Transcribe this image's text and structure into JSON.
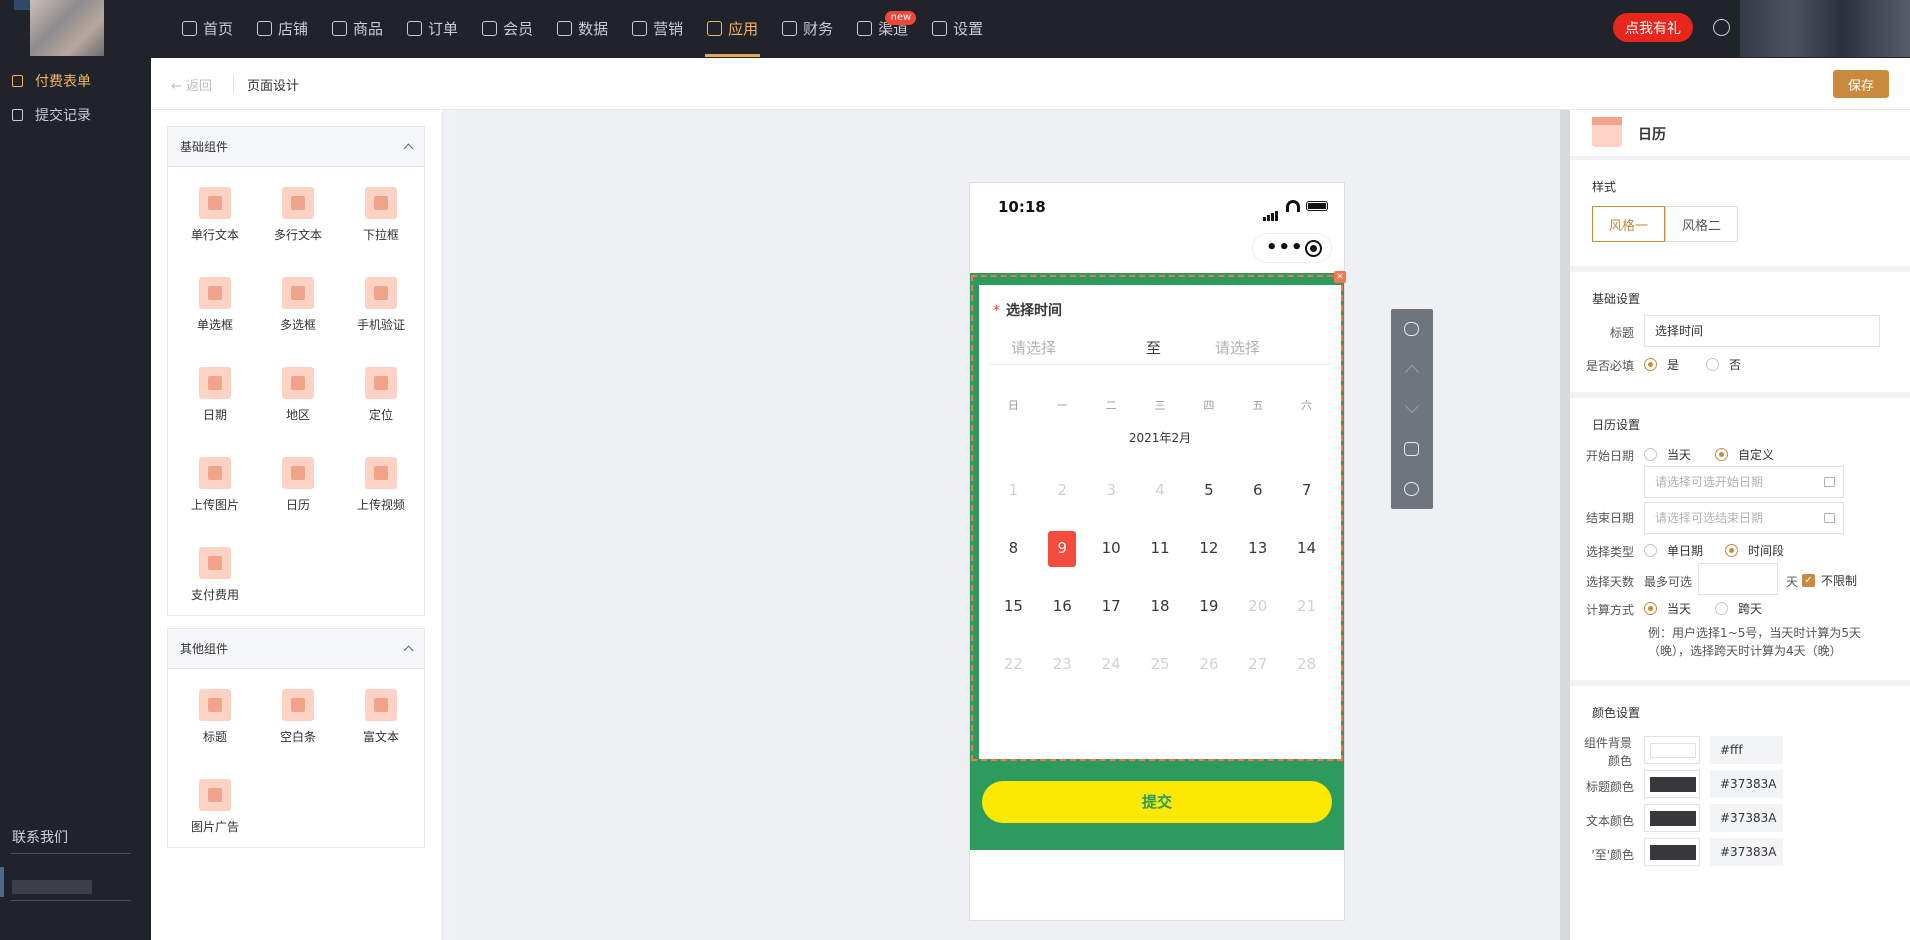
{
  "topbar": {
    "nav": [
      {
        "label": "首页",
        "icon": "home-icon"
      },
      {
        "label": "店铺",
        "icon": "store-icon"
      },
      {
        "label": "商品",
        "icon": "product-icon"
      },
      {
        "label": "订单",
        "icon": "order-icon"
      },
      {
        "label": "会员",
        "icon": "member-icon"
      },
      {
        "label": "数据",
        "icon": "chart-icon"
      },
      {
        "label": "营销",
        "icon": "tag-icon"
      },
      {
        "label": "应用",
        "icon": "app-icon",
        "active": true
      },
      {
        "label": "财务",
        "icon": "finance-icon"
      },
      {
        "label": "渠道",
        "icon": "channel-icon",
        "badge": "new"
      },
      {
        "label": "设置",
        "icon": "settings-icon"
      }
    ],
    "gift_button": "点我有礼"
  },
  "sidebar": {
    "items": [
      {
        "label": "付费表单",
        "active": true
      },
      {
        "label": "提交记录"
      }
    ],
    "contact": "联系我们"
  },
  "page": {
    "back": "返回",
    "title": "页面设计",
    "save": "保存"
  },
  "components": {
    "basic_title": "基础组件",
    "basic": [
      "单行文本",
      "多行文本",
      "下拉框",
      "单选框",
      "多选框",
      "手机验证",
      "日期",
      "地区",
      "定位",
      "上传图片",
      "日历",
      "上传视频",
      "支付费用"
    ],
    "other_title": "其他组件",
    "other": [
      "标题",
      "空白条",
      "富文本",
      "图片广告"
    ]
  },
  "phone": {
    "time": "10:18",
    "field_title": "选择时间",
    "required_mark": "*",
    "start_placeholder": "请选择",
    "end_placeholder": "请选择",
    "to": "至",
    "weekdays": [
      "日",
      "一",
      "二",
      "三",
      "四",
      "五",
      "六"
    ],
    "month": "2021年2月",
    "weeks": [
      [
        "1",
        "2",
        "3",
        "4",
        "5",
        "6",
        "7"
      ],
      [
        "8",
        "9",
        "10",
        "11",
        "12",
        "13",
        "14"
      ],
      [
        "15",
        "16",
        "17",
        "18",
        "19",
        "20",
        "21"
      ],
      [
        "22",
        "23",
        "24",
        "25",
        "26",
        "27",
        "28"
      ]
    ],
    "selected_day": "9",
    "submit": "提交"
  },
  "settings": {
    "component_name": "日历",
    "style_section": "样式",
    "style1": "风格一",
    "style2": "风格二",
    "basic_section": "基础设置",
    "title_label": "标题",
    "title_value": "选择时间",
    "required_label": "是否必填",
    "yes": "是",
    "no": "否",
    "calendar_section": "日历设置",
    "start_label": "开始日期",
    "today": "当天",
    "custom": "自定义",
    "start_placeholder": "请选择可选开始日期",
    "end_label": "结束日期",
    "end_placeholder": "请选择可选结束日期",
    "type_label": "选择类型",
    "single": "单日期",
    "period": "时间段",
    "days_label": "选择天数",
    "max_label": "最多可选",
    "day_unit": "天",
    "unlimited": "不限制",
    "calc_label": "计算方式",
    "calc_today": "当天",
    "calc_cross": "跨天",
    "example": "例：用户选择1~5号，当天时计算为5天（晚），选择跨天时计算为4天（晚）",
    "color_section": "颜色设置",
    "bg_label": "组件背景颜色",
    "bg_hex": "#fff",
    "title_color_label": "标题颜色",
    "title_hex": "#37383A",
    "text_color_label": "文本颜色",
    "text_hex": "#37383A",
    "to_color_label": "'至'颜色",
    "to_hex": "#37383A"
  }
}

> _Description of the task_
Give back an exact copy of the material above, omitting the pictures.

> _Solution to this task_
Transcribe this image's text and structure into JSON.
{
  "topbar": {
    "nav": [
      {
        "label": "首页",
        "icon": "home-icon"
      },
      {
        "label": "店铺",
        "icon": "store-icon"
      },
      {
        "label": "商品",
        "icon": "product-icon"
      },
      {
        "label": "订单",
        "icon": "order-icon"
      },
      {
        "label": "会员",
        "icon": "member-icon"
      },
      {
        "label": "数据",
        "icon": "chart-icon"
      },
      {
        "label": "营销",
        "icon": "tag-icon"
      },
      {
        "label": "应用",
        "icon": "app-icon",
        "active": true
      },
      {
        "label": "财务",
        "icon": "finance-icon"
      },
      {
        "label": "渠道",
        "icon": "channel-icon",
        "badge": "new"
      },
      {
        "label": "设置",
        "icon": "settings-icon"
      }
    ],
    "gift_button": "点我有礼"
  },
  "sidebar": {
    "items": [
      {
        "label": "付费表单",
        "active": true
      },
      {
        "label": "提交记录"
      }
    ],
    "contact": "联系我们"
  },
  "page": {
    "back": "返回",
    "title": "页面设计",
    "save": "保存"
  },
  "components": {
    "basic_title": "基础组件",
    "basic": [
      "单行文本",
      "多行文本",
      "下拉框",
      "单选框",
      "多选框",
      "手机验证",
      "日期",
      "地区",
      "定位",
      "上传图片",
      "日历",
      "上传视频",
      "支付费用"
    ],
    "other_title": "其他组件",
    "other": [
      "标题",
      "空白条",
      "富文本",
      "图片广告"
    ]
  },
  "phone": {
    "time": "10:18",
    "field_title": "选择时间",
    "required_mark": "*",
    "start_placeholder": "请选择",
    "end_placeholder": "请选择",
    "to": "至",
    "weekdays": [
      "日",
      "一",
      "二",
      "三",
      "四",
      "五",
      "六"
    ],
    "month": "2021年2月",
    "weeks": [
      [
        "1",
        "2",
        "3",
        "4",
        "5",
        "6",
        "7"
      ],
      [
        "8",
        "9",
        "10",
        "11",
        "12",
        "13",
        "14"
      ],
      [
        "15",
        "16",
        "17",
        "18",
        "19",
        "20",
        "21"
      ],
      [
        "22",
        "23",
        "24",
        "25",
        "26",
        "27",
        "28"
      ]
    ],
    "selected_day": "9",
    "submit": "提交"
  },
  "settings": {
    "component_name": "日历",
    "style_section": "样式",
    "style1": "风格一",
    "style2": "风格二",
    "basic_section": "基础设置",
    "title_label": "标题",
    "title_value": "选择时间",
    "required_label": "是否必填",
    "yes": "是",
    "no": "否",
    "calendar_section": "日历设置",
    "start_label": "开始日期",
    "today": "当天",
    "custom": "自定义",
    "start_placeholder": "请选择可选开始日期",
    "end_label": "结束日期",
    "end_placeholder": "请选择可选结束日期",
    "type_label": "选择类型",
    "single": "单日期",
    "period": "时间段",
    "days_label": "选择天数",
    "max_label": "最多可选",
    "day_unit": "天",
    "unlimited": "不限制",
    "calc_label": "计算方式",
    "calc_today": "当天",
    "calc_cross": "跨天",
    "example": "例：用户选择1~5号，当天时计算为5天（晚），选择跨天时计算为4天（晚）",
    "color_section": "颜色设置",
    "bg_label": "组件背景颜色",
    "bg_hex": "#fff",
    "title_color_label": "标题颜色",
    "title_hex": "#37383A",
    "text_color_label": "文本颜色",
    "text_hex": "#37383A",
    "to_color_label": "'至'颜色",
    "to_hex": "#37383A"
  }
}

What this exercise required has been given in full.